"...I find it to be one of the most useful books on my shelf...each new edition has brought substantial improvements...you will not be sorry if you acquire a copy for your personal library."

Applied Spectroscopy, May 2005

- This work-book will guide you safely, in step-by-step descriptions, through every detail of the NMR experiments within, beginning with 1D routine experiments and ending with a series of advanced 3D experiments on a protein:
- Which experiment can best yield the desired information?
- How must the chosen experiment be performed?
- How does one read the required information from the spectrum?
- How does this particular pulse sequence work?
- Which other experiments give similar information?
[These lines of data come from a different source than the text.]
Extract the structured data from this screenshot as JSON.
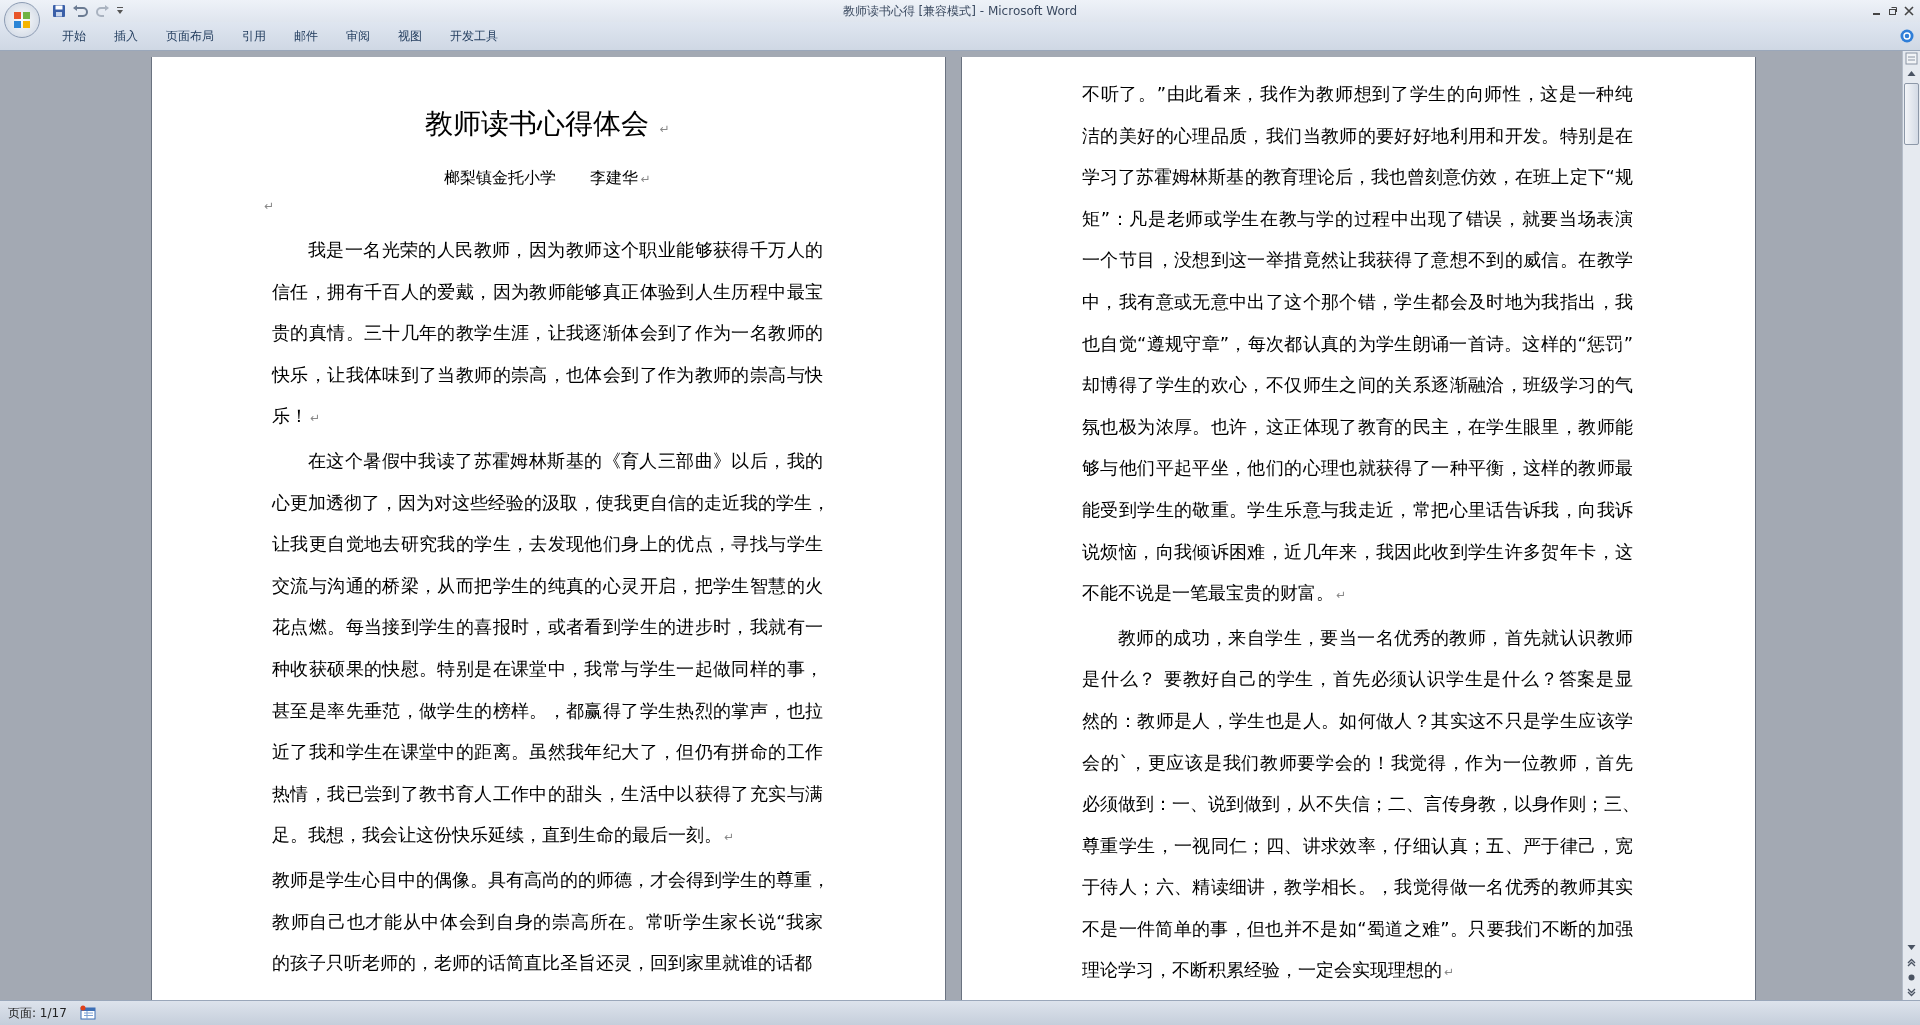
{
  "window": {
    "title": "教师读书心得 [兼容模式] - Microsoft Word"
  },
  "ribbon_tabs": [
    {
      "label": "开始"
    },
    {
      "label": "插入"
    },
    {
      "label": "页面布局"
    },
    {
      "label": "引用"
    },
    {
      "label": "邮件"
    },
    {
      "label": "审阅"
    },
    {
      "label": "视图"
    },
    {
      "label": "开发工具"
    }
  ],
  "pages": [
    {
      "paragraphs": [
        {
          "kind": "title",
          "text": "教师读书心得体会",
          "end_mark": "↵"
        },
        {
          "kind": "byline",
          "parts": [
            "榔梨镇金托小学",
            "李建华"
          ],
          "end_mark": "↵"
        },
        {
          "kind": "empty",
          "end_mark": "↵"
        },
        {
          "kind": "body",
          "indent": true,
          "end_mark": "↵",
          "lines": [
            "我是一名光荣的人民教师，因为教师这个职业能够获得千万人的",
            "信任，拥有千百人的爱戴，因为教师能够真正体验到人生历程中最宝",
            "贵的真情。三十几年的教学生涯，让我逐渐体会到了作为一名教师的",
            "快乐，让我体味到了当教师的崇高，也体会到了作为教师的崇高与快",
            "乐！"
          ]
        },
        {
          "kind": "body",
          "indent": true,
          "end_mark": "↵",
          "lines": [
            "在这个暑假中我读了苏霍姆林斯基的《育人三部曲》以后，我的",
            "心更加透彻了，因为对这些经验的汲取，使我更自信的走近我的学生，",
            "让我更自觉地去研究我的学生，去发现他们身上的优点，寻找与学生",
            "交流与沟通的桥梁，从而把学生的纯真的心灵开启，把学生智慧的火",
            "花点燃。每当接到学生的喜报时，或者看到学生的进步时，我就有一",
            "种收获硕果的快慰。特别是在课堂中，我常与学生一起做同样的事，",
            "甚至是率先垂范，做学生的榜样。，都赢得了学生热烈的掌声，也拉",
            "近了我和学生在课堂中的距离。虽然我年纪大了，但仍有拼命的工作",
            "热情，我已尝到了教书育人工作中的甜头，生活中以获得了充实与满",
            "足。我想，我会让这份快乐延续，直到生命的最后一刻。"
          ]
        },
        {
          "kind": "body",
          "indent": false,
          "lines": [
            "教师是学生心目中的偶像。具有高尚的的师德，才会得到学生的尊重，",
            "教师自己也才能从中体会到自身的崇高所在。常听学生家长说“我家",
            "的孩子只听老师的，老师的话简直比圣旨还灵，回到家里就谁的话都"
          ]
        }
      ]
    },
    {
      "paragraphs": [
        {
          "kind": "body",
          "indent": false,
          "end_mark": "↵",
          "lines": [
            "不听了。”由此看来，我作为教师想到了学生的向师性，这是一种纯",
            "洁的美好的心理品质，我们当教师的要好好地利用和开发。特别是在",
            "学习了苏霍姆林斯基的教育理论后，我也曾刻意仿效，在班上定下“规",
            "矩”：凡是老师或学生在教与学的过程中出现了错误，就要当场表演",
            "一个节目，没想到这一举措竟然让我获得了意想不到的威信。在教学",
            "中，我有意或无意中出了这个那个错，学生都会及时地为我指出，我",
            "也自觉“遵规守章”，每次都认真的为学生朗诵一首诗。这样的“惩罚”",
            "却博得了学生的欢心，不仅师生之间的关系逐渐融洽，班级学习的气",
            "氛也极为浓厚。也许，这正体现了教育的民主，在学生眼里，教师能",
            "够与他们平起平坐，他们的心理也就获得了一种平衡，这样的教师最",
            "能受到学生的敬重。学生乐意与我走近，常把心里话告诉我，向我诉",
            "说烦恼，向我倾诉困难，近几年来，我因此收到学生许多贺年卡，这",
            "不能不说是一笔最宝贵的财富。"
          ]
        },
        {
          "kind": "body",
          "indent": true,
          "end_mark": "↵",
          "lines": [
            "教师的成功，来自学生，要当一名优秀的教师，首先就认识教师",
            "是什么？ 要教好自己的学生，首先必须认识学生是什么？答案是显",
            "然的：教师是人，学生也是人。如何做人？其实这不只是学生应该学",
            "会的`，更应该是我们教师要学会的！我觉得，作为一位教师，首先",
            "必须做到：一、说到做到，从不失信；二、言传身教，以身作则；三、",
            "尊重学生，一视同仁；四、讲求效率，仔细认真；五、严于律己，宽",
            "于待人；六、精读细讲，教学相长。，我觉得做一名优秀的教师其实",
            "不是一件简单的事，但也并不是如“蜀道之难”。只要我们不断的加强",
            "理论学习，不断积累经验，一定会实现理想的"
          ]
        }
      ]
    }
  ],
  "status_bar": {
    "page_info": "页面: 1/17"
  }
}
- The guide has been written by experts in this field, following the principle of learning by doing.
- All experiments have been specially performed for this book, exactly as described and depicted, exactly as described and shown in the spectra that are reproduced.
- Being a reference source and work-book forthe NMR laboratory as well as a textbook, it is a must for every scientist working with NMR, as well as for students preparing for their laboratory courses.